French site Lesnumeriques posted an article on Samsung's KN55S9C curved OLED TV, in which they include a macro-photo showing the TV's sub pixels up close:
As you can see, the blue subpixels are bigger than the red and green ones (about twice as large). This was designed this way because the blue OLED has the lowest lifetime - if it is bigger then you can lower the brightness and so conserve lifetime. We've seen many OLED displays with differently-sized subpixels - including PenTile ones and the rather unique display used in the Note 2.
It seems that each subpixel is made from two actual diodes (look closely for example on the bright red subpixels inside the green frame above). In addition, the light seems to be scattered to the sides of those diodes (and so you'll see dimmer light to the sides of the actual sub pixels).
LG is using a different architecture for their OLED TVs. The so-called WRGB structure uses four white sub pixels (made from yellow and blue emitters) with color filters on top: white (unfiltered), red, green and blue. As you can see from the photo above, the white sub pixel is actually larger than the colored ones.
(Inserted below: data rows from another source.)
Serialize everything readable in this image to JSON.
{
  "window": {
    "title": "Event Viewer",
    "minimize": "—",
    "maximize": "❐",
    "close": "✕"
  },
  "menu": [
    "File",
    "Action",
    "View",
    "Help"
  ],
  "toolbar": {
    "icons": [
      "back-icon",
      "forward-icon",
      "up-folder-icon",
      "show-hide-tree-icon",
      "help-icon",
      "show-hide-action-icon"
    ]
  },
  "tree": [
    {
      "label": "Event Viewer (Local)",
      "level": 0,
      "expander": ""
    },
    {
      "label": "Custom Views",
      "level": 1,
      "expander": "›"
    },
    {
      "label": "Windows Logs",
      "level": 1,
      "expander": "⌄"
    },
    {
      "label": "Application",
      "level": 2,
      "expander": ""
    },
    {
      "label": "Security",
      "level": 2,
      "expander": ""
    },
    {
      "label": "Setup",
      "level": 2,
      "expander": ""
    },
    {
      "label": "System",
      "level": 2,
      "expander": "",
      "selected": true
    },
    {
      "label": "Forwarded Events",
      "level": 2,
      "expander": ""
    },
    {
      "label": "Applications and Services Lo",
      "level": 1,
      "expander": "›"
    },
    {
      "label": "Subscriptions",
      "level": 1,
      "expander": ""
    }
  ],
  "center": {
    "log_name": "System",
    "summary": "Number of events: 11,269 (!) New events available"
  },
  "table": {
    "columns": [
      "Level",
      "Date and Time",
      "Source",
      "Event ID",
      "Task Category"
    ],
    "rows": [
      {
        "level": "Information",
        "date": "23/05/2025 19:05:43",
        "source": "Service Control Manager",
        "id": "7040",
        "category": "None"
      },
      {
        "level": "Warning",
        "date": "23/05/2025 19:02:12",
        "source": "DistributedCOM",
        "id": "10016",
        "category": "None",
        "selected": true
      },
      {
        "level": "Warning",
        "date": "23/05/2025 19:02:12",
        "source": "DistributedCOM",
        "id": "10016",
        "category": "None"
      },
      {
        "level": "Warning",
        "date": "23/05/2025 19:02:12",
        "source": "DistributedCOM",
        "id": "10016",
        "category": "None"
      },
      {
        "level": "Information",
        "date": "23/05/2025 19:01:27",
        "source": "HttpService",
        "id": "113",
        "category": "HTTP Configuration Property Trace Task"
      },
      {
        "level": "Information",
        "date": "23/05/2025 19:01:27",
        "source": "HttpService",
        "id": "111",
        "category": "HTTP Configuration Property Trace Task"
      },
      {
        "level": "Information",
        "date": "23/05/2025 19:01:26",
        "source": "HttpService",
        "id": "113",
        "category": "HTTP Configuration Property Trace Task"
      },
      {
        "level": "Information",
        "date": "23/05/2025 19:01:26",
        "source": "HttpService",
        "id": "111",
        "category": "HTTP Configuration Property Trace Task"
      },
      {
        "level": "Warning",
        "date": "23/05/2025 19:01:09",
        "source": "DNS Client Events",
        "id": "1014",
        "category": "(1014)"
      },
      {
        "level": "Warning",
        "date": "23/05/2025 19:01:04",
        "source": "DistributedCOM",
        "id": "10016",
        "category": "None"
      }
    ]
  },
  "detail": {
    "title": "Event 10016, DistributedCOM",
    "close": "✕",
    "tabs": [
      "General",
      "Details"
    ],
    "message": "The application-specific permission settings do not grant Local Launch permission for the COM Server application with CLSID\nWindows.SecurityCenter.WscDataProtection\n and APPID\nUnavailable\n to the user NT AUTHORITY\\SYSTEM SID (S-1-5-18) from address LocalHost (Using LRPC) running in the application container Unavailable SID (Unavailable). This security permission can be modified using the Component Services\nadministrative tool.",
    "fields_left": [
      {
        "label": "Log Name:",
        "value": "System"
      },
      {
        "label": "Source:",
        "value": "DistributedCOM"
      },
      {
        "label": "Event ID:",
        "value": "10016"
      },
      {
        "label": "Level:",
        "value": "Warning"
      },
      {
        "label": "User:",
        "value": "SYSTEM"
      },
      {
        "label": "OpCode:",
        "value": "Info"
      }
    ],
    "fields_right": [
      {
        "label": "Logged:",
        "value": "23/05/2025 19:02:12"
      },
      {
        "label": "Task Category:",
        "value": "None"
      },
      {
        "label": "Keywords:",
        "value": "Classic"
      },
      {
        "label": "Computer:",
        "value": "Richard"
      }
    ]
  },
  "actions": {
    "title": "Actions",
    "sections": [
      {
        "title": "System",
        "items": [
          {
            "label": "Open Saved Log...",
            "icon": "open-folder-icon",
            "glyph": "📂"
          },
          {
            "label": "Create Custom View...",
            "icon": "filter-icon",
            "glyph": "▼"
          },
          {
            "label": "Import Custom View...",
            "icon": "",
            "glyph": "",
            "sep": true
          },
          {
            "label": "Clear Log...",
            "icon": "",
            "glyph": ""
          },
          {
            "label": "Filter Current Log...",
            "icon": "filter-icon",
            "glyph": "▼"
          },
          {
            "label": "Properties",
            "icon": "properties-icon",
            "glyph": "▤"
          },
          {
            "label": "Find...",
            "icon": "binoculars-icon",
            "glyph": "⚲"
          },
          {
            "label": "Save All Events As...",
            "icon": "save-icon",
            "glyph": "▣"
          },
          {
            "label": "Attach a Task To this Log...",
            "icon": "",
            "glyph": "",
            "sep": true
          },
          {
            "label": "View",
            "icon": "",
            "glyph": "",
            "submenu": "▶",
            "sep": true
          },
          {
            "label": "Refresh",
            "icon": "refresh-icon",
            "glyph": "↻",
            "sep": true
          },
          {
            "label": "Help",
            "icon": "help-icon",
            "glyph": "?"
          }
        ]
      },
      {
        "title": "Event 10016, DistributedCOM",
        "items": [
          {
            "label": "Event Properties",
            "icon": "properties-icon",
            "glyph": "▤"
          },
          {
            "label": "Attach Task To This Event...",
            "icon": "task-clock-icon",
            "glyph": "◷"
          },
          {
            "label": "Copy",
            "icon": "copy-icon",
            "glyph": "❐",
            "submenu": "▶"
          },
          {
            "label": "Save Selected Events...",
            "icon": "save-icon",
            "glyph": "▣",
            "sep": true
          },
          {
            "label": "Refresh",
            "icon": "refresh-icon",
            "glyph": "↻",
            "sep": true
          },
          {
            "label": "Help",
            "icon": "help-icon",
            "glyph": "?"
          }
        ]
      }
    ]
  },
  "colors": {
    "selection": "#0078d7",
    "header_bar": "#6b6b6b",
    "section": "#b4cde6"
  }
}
The white sub pixel is added to increase brightness and efficiency.